—–Jigging deeper grassflats with Berkley gulp shrimp combined with a 1/4 oz jighead is producing decent numbers of big trout up to 22 inches.  While targeting trout we’re catching spanish macks and ladyfish which adds a little variety between trout bites.

Captain Danny Stasny – Fishing Report – 03/14/13

Captain Danny Stasny-Fishing Report-03-14-2013
Island Discount Tackle Charter Desk: (941) 779-2838

—The next trip report is with Richard Scanlon of Minnesota on Friday the 7th.  Richard is a really cool guy and I like fishing with him.  He fished with me last year at along the Seven Pines shoreline between Perico Bayou and the mouth of the Manatee River. We tore-up the redfish on that trip.
—Well, this time the tide wasn’t right for the reds so instead we set-out to do a little sheepherdin’. We ended up puttin’ a hurtin’ on the sheepies that day. We came back to the dock with eighteen fish ranging from 1 to 4 pounds.  We also managed to coax a few mangrave snapper out of the structure that day too.  The biggest snapper was 15 inches.  Add a few fat key west grunts and the fish fry was complete!

Captain Danny Stasny – Fishing Report – 03/11/13

Captain Danny Stasny-Fishing Report-03-11-2013
Island Discount Tackle Charter Desk: (941) 779-2838

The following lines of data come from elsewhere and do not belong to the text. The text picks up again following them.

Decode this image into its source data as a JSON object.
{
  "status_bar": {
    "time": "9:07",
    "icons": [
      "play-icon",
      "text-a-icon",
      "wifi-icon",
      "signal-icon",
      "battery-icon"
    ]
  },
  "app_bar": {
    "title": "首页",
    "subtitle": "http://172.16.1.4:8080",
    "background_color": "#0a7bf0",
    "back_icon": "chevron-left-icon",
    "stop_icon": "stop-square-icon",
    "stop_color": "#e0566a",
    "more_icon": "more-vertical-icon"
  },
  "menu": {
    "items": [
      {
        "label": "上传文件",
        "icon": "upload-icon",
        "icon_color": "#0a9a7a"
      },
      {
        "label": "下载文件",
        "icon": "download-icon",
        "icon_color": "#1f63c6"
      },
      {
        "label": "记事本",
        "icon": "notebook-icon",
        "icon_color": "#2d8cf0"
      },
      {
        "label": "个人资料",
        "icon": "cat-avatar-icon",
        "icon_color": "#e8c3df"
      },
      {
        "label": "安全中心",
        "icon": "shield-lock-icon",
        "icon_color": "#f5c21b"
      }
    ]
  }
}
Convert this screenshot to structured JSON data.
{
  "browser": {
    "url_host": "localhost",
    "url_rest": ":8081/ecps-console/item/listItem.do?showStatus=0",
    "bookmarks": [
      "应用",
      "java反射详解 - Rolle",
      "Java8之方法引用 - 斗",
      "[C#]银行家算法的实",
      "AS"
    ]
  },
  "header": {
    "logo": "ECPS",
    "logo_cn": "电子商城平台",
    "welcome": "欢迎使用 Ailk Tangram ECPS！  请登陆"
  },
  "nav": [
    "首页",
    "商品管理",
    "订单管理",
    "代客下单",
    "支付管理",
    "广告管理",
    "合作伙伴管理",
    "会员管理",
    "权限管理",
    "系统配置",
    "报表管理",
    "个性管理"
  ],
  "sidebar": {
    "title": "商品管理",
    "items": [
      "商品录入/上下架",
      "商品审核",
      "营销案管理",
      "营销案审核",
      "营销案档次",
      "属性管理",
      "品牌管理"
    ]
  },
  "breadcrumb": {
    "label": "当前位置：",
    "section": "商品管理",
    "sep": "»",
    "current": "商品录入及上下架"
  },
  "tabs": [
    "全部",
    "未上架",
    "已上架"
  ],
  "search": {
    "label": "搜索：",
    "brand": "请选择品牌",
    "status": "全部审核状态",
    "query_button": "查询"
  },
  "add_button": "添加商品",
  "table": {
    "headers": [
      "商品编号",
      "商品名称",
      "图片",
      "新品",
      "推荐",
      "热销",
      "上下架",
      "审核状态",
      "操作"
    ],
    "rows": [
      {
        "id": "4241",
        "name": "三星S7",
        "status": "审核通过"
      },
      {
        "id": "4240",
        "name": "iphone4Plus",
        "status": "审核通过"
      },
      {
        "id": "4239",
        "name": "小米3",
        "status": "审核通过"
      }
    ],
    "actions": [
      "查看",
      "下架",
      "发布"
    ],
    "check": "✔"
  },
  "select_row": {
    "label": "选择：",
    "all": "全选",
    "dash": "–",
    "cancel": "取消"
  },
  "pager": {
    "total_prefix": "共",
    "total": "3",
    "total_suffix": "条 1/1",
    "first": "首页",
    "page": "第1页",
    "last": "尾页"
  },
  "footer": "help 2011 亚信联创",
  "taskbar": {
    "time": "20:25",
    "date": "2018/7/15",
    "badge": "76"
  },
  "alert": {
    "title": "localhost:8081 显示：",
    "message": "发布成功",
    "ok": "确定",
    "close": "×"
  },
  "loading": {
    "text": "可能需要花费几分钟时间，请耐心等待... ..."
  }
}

—On last week’s trip with Jen Kroeger and her daughter Evelyn, we dock-fished for reds using a knocker rig baited with live shrimp. A knocker rig usually has a free-sliding egg sinker located just above the hook or above a swivel.
—This trip was on Friday the 1st which was the beginning of that last good cold front we had.  The temperature was in the low fifties when we left the dock at Island Discount Tackle. By the time we got to the eastern shoreline of Palma Sola Bay, my eyes were tearing from the 20 minute freezing cold ride we had all just endured.
—After we thawed out, we managed to get great rallies on redfish and sheepies on 3 out of the 4 docks we tried.  The average size on the reds was 15 to 17 inches but we caught at least 30 of  ’em.  It was great. The keepers that Jen and Evelyn caught were 23 and 25 inches.
—We were joined by Craig and Deb McKinney, Jen’s parents.  Figured I better mention them since they paid for the trip.  Ha! They’re from Wisconsin.  Oh yeah, Craig caught a 21 inch flounder that day but it eluded my camera for some reason.

Captain Danny Stasny – Fishing Report – 02/10/13

Captain Danny Stasny-Fishing Report-02-10-2013
Island Discount Tackle Charter Desk: (941) 779-2838

—My clients have been having a great time catching big sheepshead, snapper, and grouper around structure in Tampa Bay. The Egmont Reef has also been holding fish during the slack tides, and the grassflats have been producing redfish and trout.
—The key to enticing the sheepshead to bite has been by using fiddler crabs or live shrimp with a light fluorocarbon leader and a small size 4 hook. Split-shot weights, or 1/4-1/2 oz. jigheads have also been working well as the tide picks up.

– Captain Danny Stasny